Location: Crop Genetics Research2013 Annual Report
1a. Objectives (from AD-416):
Screening soybean varieties for resistance to Phomopsis seed decay (PSD).
1b. Approach (from AD-416):
Field screening and laboratory seed quality assays will be conducted to determine: 1) the disease resistance of commercial available soybean varieties to Phomopsis seed decay (PSD); and 2) the virulence/aggressiveness of PSD isolates collected in Mississippi.
3. Progress Report:
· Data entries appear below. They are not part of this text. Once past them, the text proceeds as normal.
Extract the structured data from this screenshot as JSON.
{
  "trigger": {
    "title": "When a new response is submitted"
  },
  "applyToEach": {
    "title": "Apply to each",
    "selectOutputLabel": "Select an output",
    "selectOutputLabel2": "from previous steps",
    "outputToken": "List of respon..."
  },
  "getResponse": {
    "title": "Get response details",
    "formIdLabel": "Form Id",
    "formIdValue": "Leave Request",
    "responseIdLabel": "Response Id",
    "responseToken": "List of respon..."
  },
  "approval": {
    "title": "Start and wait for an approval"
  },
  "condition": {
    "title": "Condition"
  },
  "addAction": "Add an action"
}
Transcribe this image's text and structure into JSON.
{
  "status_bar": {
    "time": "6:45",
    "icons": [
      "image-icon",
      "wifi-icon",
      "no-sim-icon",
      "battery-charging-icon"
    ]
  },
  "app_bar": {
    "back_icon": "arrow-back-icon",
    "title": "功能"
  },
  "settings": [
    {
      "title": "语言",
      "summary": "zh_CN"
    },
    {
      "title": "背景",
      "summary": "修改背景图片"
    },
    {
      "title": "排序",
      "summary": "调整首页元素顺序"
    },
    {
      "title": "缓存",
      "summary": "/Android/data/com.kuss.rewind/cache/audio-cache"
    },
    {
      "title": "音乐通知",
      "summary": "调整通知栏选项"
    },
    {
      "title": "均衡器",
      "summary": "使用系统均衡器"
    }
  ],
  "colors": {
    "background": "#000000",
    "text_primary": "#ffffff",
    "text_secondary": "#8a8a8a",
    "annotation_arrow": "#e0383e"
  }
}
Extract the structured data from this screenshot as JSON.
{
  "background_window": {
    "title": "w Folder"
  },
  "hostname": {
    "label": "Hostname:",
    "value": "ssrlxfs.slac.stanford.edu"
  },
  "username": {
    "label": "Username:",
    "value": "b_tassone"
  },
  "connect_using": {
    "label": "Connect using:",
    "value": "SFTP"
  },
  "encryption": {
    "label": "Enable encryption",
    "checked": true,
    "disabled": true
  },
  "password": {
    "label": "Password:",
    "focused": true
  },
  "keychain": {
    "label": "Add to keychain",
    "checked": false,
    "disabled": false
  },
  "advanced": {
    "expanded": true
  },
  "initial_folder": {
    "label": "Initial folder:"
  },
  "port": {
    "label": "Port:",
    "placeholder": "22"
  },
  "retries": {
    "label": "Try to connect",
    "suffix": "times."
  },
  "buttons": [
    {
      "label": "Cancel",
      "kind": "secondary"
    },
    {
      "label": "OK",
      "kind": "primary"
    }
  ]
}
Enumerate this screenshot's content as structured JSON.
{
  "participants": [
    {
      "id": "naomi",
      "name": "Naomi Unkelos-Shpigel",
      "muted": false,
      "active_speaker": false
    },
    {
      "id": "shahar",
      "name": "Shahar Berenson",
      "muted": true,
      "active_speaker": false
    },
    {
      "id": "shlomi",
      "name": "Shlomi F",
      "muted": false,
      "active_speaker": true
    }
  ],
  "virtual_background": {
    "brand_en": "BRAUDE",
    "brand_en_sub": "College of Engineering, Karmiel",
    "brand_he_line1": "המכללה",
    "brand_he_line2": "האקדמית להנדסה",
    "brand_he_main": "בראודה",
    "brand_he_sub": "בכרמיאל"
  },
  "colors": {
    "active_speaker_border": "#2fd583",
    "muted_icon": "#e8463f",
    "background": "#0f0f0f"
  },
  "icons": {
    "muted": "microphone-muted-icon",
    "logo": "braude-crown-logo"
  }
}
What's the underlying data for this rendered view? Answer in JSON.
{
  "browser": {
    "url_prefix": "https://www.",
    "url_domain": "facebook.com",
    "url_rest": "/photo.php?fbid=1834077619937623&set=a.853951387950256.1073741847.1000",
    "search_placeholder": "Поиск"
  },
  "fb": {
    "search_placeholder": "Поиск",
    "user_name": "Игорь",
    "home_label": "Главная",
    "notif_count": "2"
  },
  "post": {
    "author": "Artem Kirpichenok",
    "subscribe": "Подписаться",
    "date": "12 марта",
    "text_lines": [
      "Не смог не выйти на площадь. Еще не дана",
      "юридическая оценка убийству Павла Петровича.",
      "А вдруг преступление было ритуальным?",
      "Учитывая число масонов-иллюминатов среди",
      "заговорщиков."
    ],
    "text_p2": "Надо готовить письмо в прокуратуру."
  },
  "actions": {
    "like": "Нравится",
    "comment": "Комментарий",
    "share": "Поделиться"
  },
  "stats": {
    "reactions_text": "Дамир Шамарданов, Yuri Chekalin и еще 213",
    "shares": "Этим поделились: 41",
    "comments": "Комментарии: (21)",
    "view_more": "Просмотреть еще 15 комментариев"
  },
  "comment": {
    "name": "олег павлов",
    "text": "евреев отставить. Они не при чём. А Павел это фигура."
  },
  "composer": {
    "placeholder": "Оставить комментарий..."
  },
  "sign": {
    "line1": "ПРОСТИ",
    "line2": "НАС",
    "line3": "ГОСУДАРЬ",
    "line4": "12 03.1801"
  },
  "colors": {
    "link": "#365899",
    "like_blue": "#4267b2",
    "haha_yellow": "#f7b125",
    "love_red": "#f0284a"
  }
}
This project started on April 1, 2012, and finished on March 31, 2013. During this reporting period, 16 selected soybean lines including six maturity group (MG) and 10 MG V varieties were planted on April 25, 2012, to evaluate them for resistance to Phomopsis seed decay (PSD). Those lines were selected based on data from seed assays for high germination rate and good visual scores/appearance in 2011. Two experiments were set up in a split-plot design for each maturity group IV and V, where the inoculation treatments (inoculated and non-inoculated) were the main units in a randomized complete design with four replications. Soybean varieties in each maturity group were the sub-unit, which was a repeated measure of two harvest times at R8 and R8+2weeks stages (normal vs. delayed). Seeds were planted in 10-foot (ft) long row plots with 8 seeds/ft of row on 40-inch row spacing. A total of 256 plots were planted. The inoculated plots were sprayed with Phomopsis spores at the R5 to R6 growth stage. A home-made sprinkle watering system was built and used routinely to promote disease development and increase seed infection by Phomopsis during the hot and dry season. At the end of October, 2012, we finished hand-harvesting of all maturity group IV and V plants at R8 (normal time) and R8 stage plus 2 weeks (delayed harvest) from inoculated and non-inoculated plots. Seed plating assays were performed to determine the PSD incidence. Germination test and visual seed quality scoring of seeds harvested from each field plots also were conducted. Differences of the Phomopsis seed infection were observed among soybean varieties with some varieties having 5% seed infection while others had levels as high as 76%. In general, delayed harvested seed had higher percentage of Phomopsis seed infection than the seed harvested on time. The differences among soybean varieties also were reflected in visual seed quality and seed germination. The range for visual seed quality was from 1.5 to 3.8, and the seed germination rate was from 30.0% to 97.8%. Based on our seed assay data, Morsoy R2 491 had the lowest percentage of Phomopsis seed infection and highest germination rate in both normal and delayed harvest trials among the MG IV varieties evaluated. Although Morsoy R2S 480 also had the lowest Phomopsis seed infection (the same as Morsoy R2 491) in the normal harvest trial, it had the highest Phomopsis seed infection in the delayed harvest trial. This result indicates that a variety that is resistant to PSD at normal harvest time may be susceptible to PSD at delayed harvest time if the environmental condition is favorable to PSD development. Therefore, testing of varieties at delayed harvest time or under the conditions which favor PSD disease development is important for the identification of PSD-resistant varieties. In the testing of MG V varieties, Progeny 5650 and plant introduction (PI) 42324B had the lowest percentage of Phomopsis seed infection in both normal and delayed harvest trials. This was true for both inoculated and non-inoculated treatments. Asgrow 5831 also had the lowest percentage of Phomopsis seed infection (the same as Progeny 5650 and PI 42324B) in the non-inoculated trial, but had high percentage of Phomopsis seed infection in the inoculated and normal harvest trial. Varieties may escape pathogen attack under natural screening. Inoculated treatment provided even disease pressure and therefore provided a useful approach for identification of durable PSD-resistant varieties.